Like my father before me, I have had a love affair for French aesthetics, particularly the whimsical designs and patterns associated with Marie Antoinette. Her love of pastels, hair ornaments, and pastoral leisure, set against the iconic and gilded design of the Palace of Versailles, has made her both accessible and legendary. By far my favorite historical figure, a misunderstood, flamboyant—yet grounded—monarch, I have eaten eclairs outside of her Petite Trianon in homage and spent hours wandering the sculpted lawns in view of the palace. I even got married in the neighboring town — in the music hall of her famous, flirtatious rival, the Madame du Berry.
And yet, everything I’ve read about Marie is that, deep down, she yearned for a rural, peaceful life. The quiet of tending sheep. The hamlet, hidden away in the woods. Normality. So it’s no wonder that upon reading about her private garden, designed and completed only years before her imprisonment during the French Revolution, that it was a design made for quiet solitude.
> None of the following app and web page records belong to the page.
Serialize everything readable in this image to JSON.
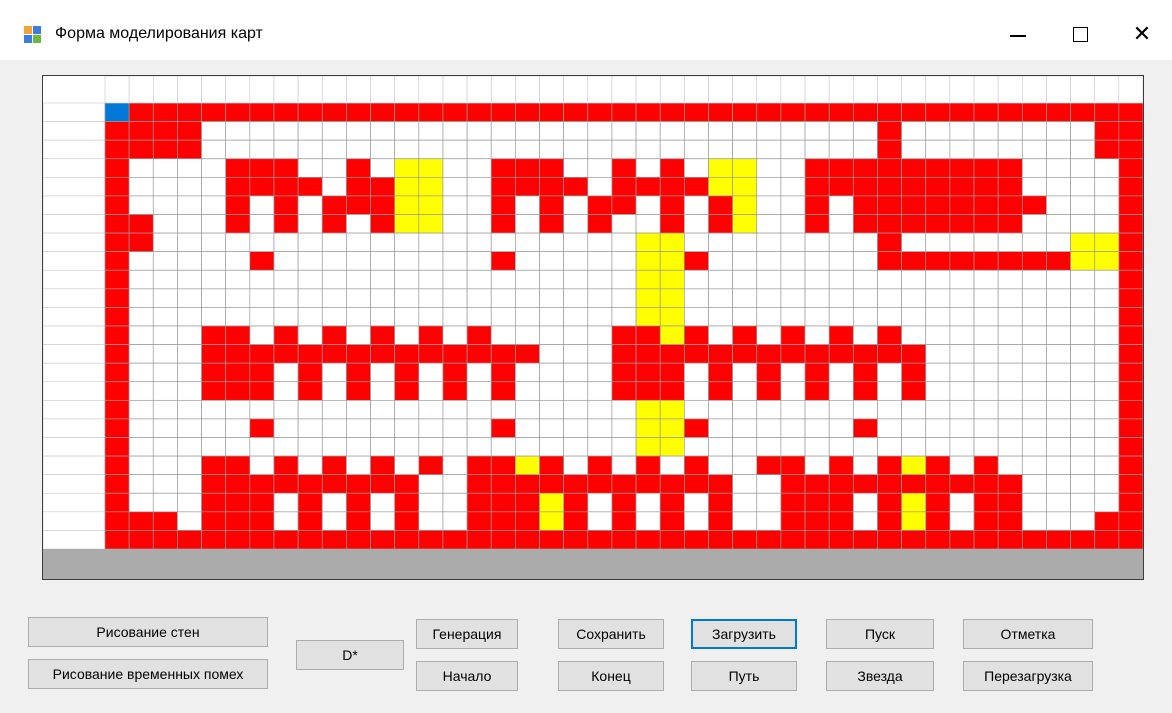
{
  "window": {
    "title": "Форма моделирования карт",
    "controls": {
      "minimize": "—",
      "close": "✕"
    }
  },
  "grid": {
    "cols": 43,
    "rows": 24,
    "header_row": true,
    "header_col": true,
    "colors": {
      "wall": "#ff0000",
      "marker": "#ffff00",
      "start": "#0078d7",
      "empty": "#ffffff",
      "line": "#9a9a9a"
    },
    "start_cell": [
      0,
      0
    ],
    "wall_cells": [
      [
        0,
        0
      ],
      [
        0,
        1
      ],
      [
        0,
        2
      ],
      [
        0,
        3
      ],
      [
        0,
        4
      ],
      [
        0,
        5
      ],
      [
        0,
        6
      ],
      [
        0,
        7
      ],
      [
        0,
        8
      ],
      [
        0,
        9
      ],
      [
        0,
        10
      ],
      [
        0,
        11
      ],
      [
        0,
        12
      ],
      [
        0,
        13
      ],
      [
        0,
        14
      ],
      [
        0,
        15
      ],
      [
        0,
        16
      ],
      [
        0,
        17
      ],
      [
        0,
        18
      ],
      [
        0,
        19
      ],
      [
        0,
        20
      ],
      [
        0,
        21
      ],
      [
        0,
        22
      ],
      [
        0,
        23
      ],
      [
        0,
        24
      ],
      [
        0,
        25
      ],
      [
        0,
        26
      ],
      [
        0,
        27
      ],
      [
        0,
        28
      ],
      [
        0,
        29
      ],
      [
        0,
        30
      ],
      [
        0,
        31
      ],
      [
        0,
        32
      ],
      [
        0,
        33
      ],
      [
        0,
        34
      ],
      [
        0,
        35
      ],
      [
        0,
        36
      ],
      [
        0,
        37
      ],
      [
        0,
        38
      ],
      [
        0,
        39
      ],
      [
        0,
        40
      ],
      [
        0,
        41
      ],
      [
        0,
        42
      ],
      [
        1,
        0
      ],
      [
        1,
        1
      ],
      [
        1,
        2
      ],
      [
        1,
        3
      ],
      [
        1,
        41
      ],
      [
        1,
        42
      ],
      [
        2,
        0
      ],
      [
        2,
        1
      ],
      [
        2,
        2
      ],
      [
        2,
        3
      ],
      [
        2,
        41
      ],
      [
        2,
        42
      ],
      [
        22,
        0
      ],
      [
        22,
        1
      ],
      [
        22,
        2
      ],
      [
        22,
        41
      ],
      [
        22,
        42
      ],
      [
        23,
        0
      ],
      [
        23,
        1
      ],
      [
        23,
        2
      ],
      [
        23,
        3
      ],
      [
        23,
        4
      ],
      [
        23,
        5
      ],
      [
        23,
        6
      ],
      [
        23,
        7
      ],
      [
        23,
        8
      ],
      [
        23,
        9
      ],
      [
        23,
        10
      ],
      [
        23,
        11
      ],
      [
        23,
        12
      ],
      [
        23,
        13
      ],
      [
        23,
        14
      ],
      [
        23,
        15
      ],
      [
        23,
        16
      ],
      [
        23,
        17
      ],
      [
        23,
        18
      ],
      [
        23,
        19
      ],
      [
        23,
        20
      ],
      [
        23,
        21
      ],
      [
        23,
        22
      ],
      [
        23,
        23
      ],
      [
        23,
        24
      ],
      [
        23,
        25
      ],
      [
        23,
        26
      ],
      [
        23,
        27
      ],
      [
        23,
        28
      ],
      [
        23,
        29
      ],
      [
        23,
        30
      ],
      [
        23,
        31
      ],
      [
        23,
        32
      ],
      [
        23,
        33
      ],
      [
        23,
        34
      ],
      [
        23,
        35
      ],
      [
        23,
        36
      ],
      [
        23,
        37
      ],
      [
        23,
        38
      ],
      [
        23,
        39
      ],
      [
        23,
        40
      ],
      [
        23,
        41
      ],
      [
        23,
        42
      ],
      [
        3,
        0
      ],
      [
        4,
        0
      ],
      [
        5,
        0
      ],
      [
        6,
        0
      ],
      [
        7,
        0
      ],
      [
        8,
        0
      ],
      [
        9,
        0
      ],
      [
        10,
        0
      ],
      [
        11,
        0
      ],
      [
        12,
        0
      ],
      [
        13,
        0
      ],
      [
        14,
        0
      ],
      [
        15,
        0
      ],
      [
        16,
        0
      ],
      [
        17,
        0
      ],
      [
        18,
        0
      ],
      [
        19,
        0
      ],
      [
        20,
        0
      ],
      [
        21,
        0
      ],
      [
        3,
        42
      ],
      [
        4,
        42
      ],
      [
        5,
        42
      ],
      [
        6,
        42
      ],
      [
        7,
        42
      ],
      [
        8,
        42
      ],
      [
        9,
        42
      ],
      [
        10,
        42
      ],
      [
        11,
        42
      ],
      [
        12,
        42
      ],
      [
        13,
        42
      ],
      [
        14,
        42
      ],
      [
        15,
        42
      ],
      [
        16,
        42
      ],
      [
        17,
        42
      ],
      [
        18,
        42
      ],
      [
        19,
        42
      ],
      [
        20,
        42
      ],
      [
        21,
        42
      ],
      [
        6,
        1
      ],
      [
        7,
        1
      ],
      [
        3,
        5
      ],
      [
        3,
        6
      ],
      [
        3,
        7
      ],
      [
        3,
        10
      ],
      [
        3,
        16
      ],
      [
        3,
        17
      ],
      [
        3,
        18
      ],
      [
        3,
        21
      ],
      [
        3,
        23
      ],
      [
        3,
        29
      ],
      [
        3,
        30
      ],
      [
        3,
        31
      ],
      [
        3,
        33
      ],
      [
        3,
        35
      ],
      [
        3,
        37
      ],
      [
        4,
        5
      ],
      [
        4,
        6
      ],
      [
        4,
        7
      ],
      [
        4,
        8
      ],
      [
        4,
        10
      ],
      [
        4,
        11
      ],
      [
        4,
        16
      ],
      [
        4,
        17
      ],
      [
        4,
        18
      ],
      [
        4,
        19
      ],
      [
        4,
        21
      ],
      [
        4,
        22
      ],
      [
        4,
        23
      ],
      [
        4,
        24
      ],
      [
        4,
        29
      ],
      [
        4,
        30
      ],
      [
        4,
        31
      ],
      [
        4,
        32
      ],
      [
        4,
        33
      ],
      [
        4,
        34
      ],
      [
        4,
        35
      ],
      [
        4,
        36
      ],
      [
        4,
        37
      ],
      [
        5,
        5
      ],
      [
        5,
        7
      ],
      [
        5,
        9
      ],
      [
        5,
        10
      ],
      [
        5,
        11
      ],
      [
        5,
        16
      ],
      [
        5,
        18
      ],
      [
        5,
        20
      ],
      [
        5,
        21
      ],
      [
        5,
        23
      ],
      [
        5,
        25
      ],
      [
        5,
        29
      ],
      [
        5,
        31
      ],
      [
        5,
        33
      ],
      [
        5,
        35
      ],
      [
        5,
        37
      ],
      [
        6,
        5
      ],
      [
        6,
        7
      ],
      [
        6,
        9
      ],
      [
        6,
        11
      ],
      [
        6,
        16
      ],
      [
        6,
        18
      ],
      [
        6,
        20
      ],
      [
        6,
        23
      ],
      [
        6,
        25
      ],
      [
        6,
        29
      ],
      [
        6,
        31
      ],
      [
        6,
        33
      ],
      [
        6,
        35
      ],
      [
        6,
        37
      ],
      [
        8,
        6
      ],
      [
        8,
        16
      ],
      [
        8,
        24
      ],
      [
        12,
        4
      ],
      [
        12,
        5
      ],
      [
        12,
        7
      ],
      [
        12,
        9
      ],
      [
        12,
        11
      ],
      [
        12,
        13
      ],
      [
        12,
        15
      ],
      [
        12,
        21
      ],
      [
        12,
        22
      ],
      [
        12,
        24
      ],
      [
        12,
        26
      ],
      [
        12,
        28
      ],
      [
        12,
        30
      ],
      [
        12,
        32
      ],
      [
        13,
        4
      ],
      [
        13,
        5
      ],
      [
        13,
        6
      ],
      [
        13,
        7
      ],
      [
        13,
        8
      ],
      [
        13,
        9
      ],
      [
        13,
        10
      ],
      [
        13,
        11
      ],
      [
        13,
        12
      ],
      [
        13,
        13
      ],
      [
        13,
        14
      ],
      [
        13,
        15
      ],
      [
        13,
        16
      ],
      [
        13,
        17
      ],
      [
        13,
        21
      ],
      [
        13,
        22
      ],
      [
        13,
        23
      ],
      [
        13,
        24
      ],
      [
        13,
        25
      ],
      [
        13,
        26
      ],
      [
        13,
        27
      ],
      [
        13,
        28
      ],
      [
        13,
        29
      ],
      [
        13,
        30
      ],
      [
        13,
        31
      ],
      [
        13,
        32
      ],
      [
        13,
        33
      ],
      [
        14,
        4
      ],
      [
        14,
        5
      ],
      [
        14,
        6
      ],
      [
        14,
        8
      ],
      [
        14,
        10
      ],
      [
        14,
        12
      ],
      [
        14,
        14
      ],
      [
        14,
        16
      ],
      [
        14,
        21
      ],
      [
        14,
        22
      ],
      [
        14,
        23
      ],
      [
        14,
        25
      ],
      [
        14,
        27
      ],
      [
        14,
        29
      ],
      [
        14,
        31
      ],
      [
        14,
        33
      ],
      [
        15,
        4
      ],
      [
        15,
        5
      ],
      [
        15,
        6
      ],
      [
        15,
        8
      ],
      [
        15,
        10
      ],
      [
        15,
        12
      ],
      [
        15,
        14
      ],
      [
        15,
        16
      ],
      [
        15,
        21
      ],
      [
        15,
        22
      ],
      [
        15,
        23
      ],
      [
        15,
        25
      ],
      [
        15,
        27
      ],
      [
        15,
        29
      ],
      [
        15,
        31
      ],
      [
        15,
        33
      ],
      [
        17,
        6
      ],
      [
        17,
        16
      ],
      [
        17,
        24
      ],
      [
        17,
        31
      ],
      [
        19,
        4
      ],
      [
        19,
        5
      ],
      [
        19,
        7
      ],
      [
        19,
        9
      ],
      [
        19,
        11
      ],
      [
        19,
        13
      ],
      [
        19,
        15
      ],
      [
        19,
        16
      ],
      [
        19,
        18
      ],
      [
        19,
        20
      ],
      [
        19,
        22
      ],
      [
        19,
        24
      ],
      [
        19,
        27
      ],
      [
        19,
        28
      ],
      [
        19,
        30
      ],
      [
        19,
        32
      ],
      [
        19,
        34
      ],
      [
        19,
        36
      ],
      [
        20,
        4
      ],
      [
        20,
        5
      ],
      [
        20,
        6
      ],
      [
        20,
        7
      ],
      [
        20,
        8
      ],
      [
        20,
        9
      ],
      [
        20,
        10
      ],
      [
        20,
        11
      ],
      [
        20,
        12
      ],
      [
        20,
        15
      ],
      [
        20,
        16
      ],
      [
        20,
        17
      ],
      [
        20,
        18
      ],
      [
        20,
        19
      ],
      [
        20,
        20
      ],
      [
        20,
        21
      ],
      [
        20,
        22
      ],
      [
        20,
        23
      ],
      [
        20,
        24
      ],
      [
        20,
        25
      ],
      [
        20,
        28
      ],
      [
        20,
        29
      ],
      [
        20,
        30
      ],
      [
        20,
        31
      ],
      [
        20,
        32
      ],
      [
        20,
        33
      ],
      [
        20,
        34
      ],
      [
        20,
        35
      ],
      [
        20,
        36
      ],
      [
        20,
        37
      ],
      [
        21,
        4
      ],
      [
        21,
        5
      ],
      [
        21,
        6
      ],
      [
        21,
        8
      ],
      [
        21,
        10
      ],
      [
        21,
        12
      ],
      [
        21,
        15
      ],
      [
        21,
        16
      ],
      [
        21,
        17
      ],
      [
        21,
        19
      ],
      [
        21,
        21
      ],
      [
        21,
        23
      ],
      [
        21,
        25
      ],
      [
        21,
        28
      ],
      [
        21,
        29
      ],
      [
        21,
        30
      ],
      [
        21,
        32
      ],
      [
        21,
        34
      ],
      [
        21,
        36
      ],
      [
        21,
        37
      ],
      [
        22,
        4
      ],
      [
        22,
        5
      ],
      [
        22,
        6
      ],
      [
        22,
        8
      ],
      [
        22,
        10
      ],
      [
        22,
        12
      ],
      [
        22,
        15
      ],
      [
        22,
        16
      ],
      [
        22,
        17
      ],
      [
        22,
        19
      ],
      [
        22,
        21
      ],
      [
        22,
        23
      ],
      [
        22,
        25
      ],
      [
        22,
        28
      ],
      [
        22,
        29
      ],
      [
        22,
        30
      ],
      [
        22,
        32
      ],
      [
        22,
        34
      ],
      [
        22,
        36
      ],
      [
        22,
        37
      ],
      [
        1,
        32
      ],
      [
        2,
        32
      ],
      [
        3,
        32
      ],
      [
        4,
        32
      ],
      [
        5,
        32
      ],
      [
        6,
        32
      ],
      [
        7,
        32
      ],
      [
        8,
        32
      ],
      [
        8,
        33
      ],
      [
        8,
        34
      ],
      [
        8,
        35
      ],
      [
        8,
        36
      ],
      [
        8,
        37
      ],
      [
        8,
        38
      ],
      [
        8,
        39
      ],
      [
        3,
        34
      ],
      [
        3,
        36
      ],
      [
        4,
        34
      ],
      [
        4,
        36
      ],
      [
        5,
        34
      ],
      [
        5,
        36
      ],
      [
        6,
        34
      ],
      [
        6,
        36
      ],
      [
        5,
        38
      ]
    ],
    "marker_cells": [
      [
        3,
        12
      ],
      [
        3,
        13
      ],
      [
        4,
        12
      ],
      [
        4,
        13
      ],
      [
        5,
        12
      ],
      [
        5,
        13
      ],
      [
        6,
        12
      ],
      [
        6,
        13
      ],
      [
        3,
        25
      ],
      [
        3,
        26
      ],
      [
        4,
        25
      ],
      [
        4,
        26
      ],
      [
        5,
        25
      ],
      [
        5,
        26
      ],
      [
        6,
        25
      ],
      [
        6,
        26
      ],
      [
        3,
        35
      ],
      [
        4,
        35
      ],
      [
        5,
        35
      ],
      [
        6,
        35
      ],
      [
        7,
        40
      ],
      [
        7,
        41
      ],
      [
        8,
        40
      ],
      [
        8,
        41
      ],
      [
        7,
        22
      ],
      [
        7,
        23
      ],
      [
        8,
        22
      ],
      [
        8,
        23
      ],
      [
        9,
        22
      ],
      [
        9,
        23
      ],
      [
        10,
        22
      ],
      [
        10,
        23
      ],
      [
        11,
        22
      ],
      [
        11,
        23
      ],
      [
        12,
        22
      ],
      [
        12,
        23
      ],
      [
        13,
        22
      ],
      [
        13,
        23
      ],
      [
        14,
        22
      ],
      [
        14,
        23
      ],
      [
        15,
        22
      ],
      [
        15,
        23
      ],
      [
        16,
        22
      ],
      [
        16,
        23
      ],
      [
        17,
        22
      ],
      [
        17,
        23
      ],
      [
        18,
        22
      ],
      [
        18,
        23
      ],
      [
        19,
        16
      ],
      [
        19,
        17
      ],
      [
        19,
        18
      ],
      [
        20,
        16
      ],
      [
        20,
        17
      ],
      [
        20,
        18
      ],
      [
        21,
        16
      ],
      [
        21,
        17
      ],
      [
        21,
        18
      ],
      [
        22,
        16
      ],
      [
        22,
        17
      ],
      [
        22,
        18
      ],
      [
        19,
        32
      ],
      [
        19,
        33
      ],
      [
        19,
        34
      ],
      [
        20,
        32
      ],
      [
        20,
        33
      ],
      [
        20,
        34
      ],
      [
        21,
        32
      ],
      [
        21,
        33
      ],
      [
        21,
        34
      ],
      [
        22,
        32
      ],
      [
        22,
        33
      ],
      [
        22,
        34
      ]
    ]
  },
  "buttons": [
    {
      "id": "draw-walls",
      "label": "Рисование стен"
    },
    {
      "id": "draw-temp",
      "label": "Рисование временных помех"
    },
    {
      "id": "dstar",
      "label": "D*"
    },
    {
      "id": "generate",
      "label": "Генерация"
    },
    {
      "id": "start",
      "label": "Начало"
    },
    {
      "id": "save",
      "label": "Сохранить"
    },
    {
      "id": "end",
      "label": "Конец"
    },
    {
      "id": "load",
      "label": "Загрузить"
    },
    {
      "id": "path",
      "label": "Путь"
    },
    {
      "id": "run",
      "label": "Пуск"
    },
    {
      "id": "star",
      "label": "Звезда"
    },
    {
      "id": "mark",
      "label": "Отметка"
    },
    {
      "id": "reload",
      "label": "Перезагрузка"
    }
  ]
}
Wandering. Meandering. A place to become lost in beauty. This is also what I look to nature for: a place to hear my thoughts, to meditate on motivations of the heart, and breathe into the present. This garden design makes her human and a lover of beautiful flowers. Who could fault her for that?
What surprised me most about this plot, however, was not the expense, nor that it was being replanted all these years later. No, what struck me most was Marie Antoinette’s favorite tree: the tulip poplar. The French aristocracy spent tons of money bringing exotic plants to decorate their gardens, to tease their court with magnificent smells, and to showcase the power of the French empire. And yet, this modest plant, a tree that I noticed in the backyard of my childhood home but two years ago, lives here with me in New Jersey — a decidedly different place than Versailles.
Marie Antoinette’s favorite tree, to her an exotic specimen to be cherished and planted across the world, is one that I’ve taken for granted in my own backyard.
Since learning this, I look at this tree differently, paying it the respect I think it’s due. Not because it has been reframed for me as a tree of royalty (okay, well maybe a little of that), but because it is a beautiful tree. Perhaps I’ve taken it for granted; the yellow cups, the pin-straightness of its trunk, or the shelter it provides for so many small birds. To think, all this time, I yearned to be closer to Marie Antoinette’s aesthetic, and yet, I grew up with a piece of it all along.
Note on the photography: I put together these photographs of the flowers in my yard that I think Marie Antoinette would have loved. The tulip poplar flower in different life cycles represents the renewal of her garden after all these years, her death, iconic youth, and the seed of the design being reborn for us to enjoy once more! The Pride of Rochester flowers reminded me of the fringe flowers in her garden design, and, as I always associate Marie with soft, pink roses like the one in this iconic painting of her, I included those as well!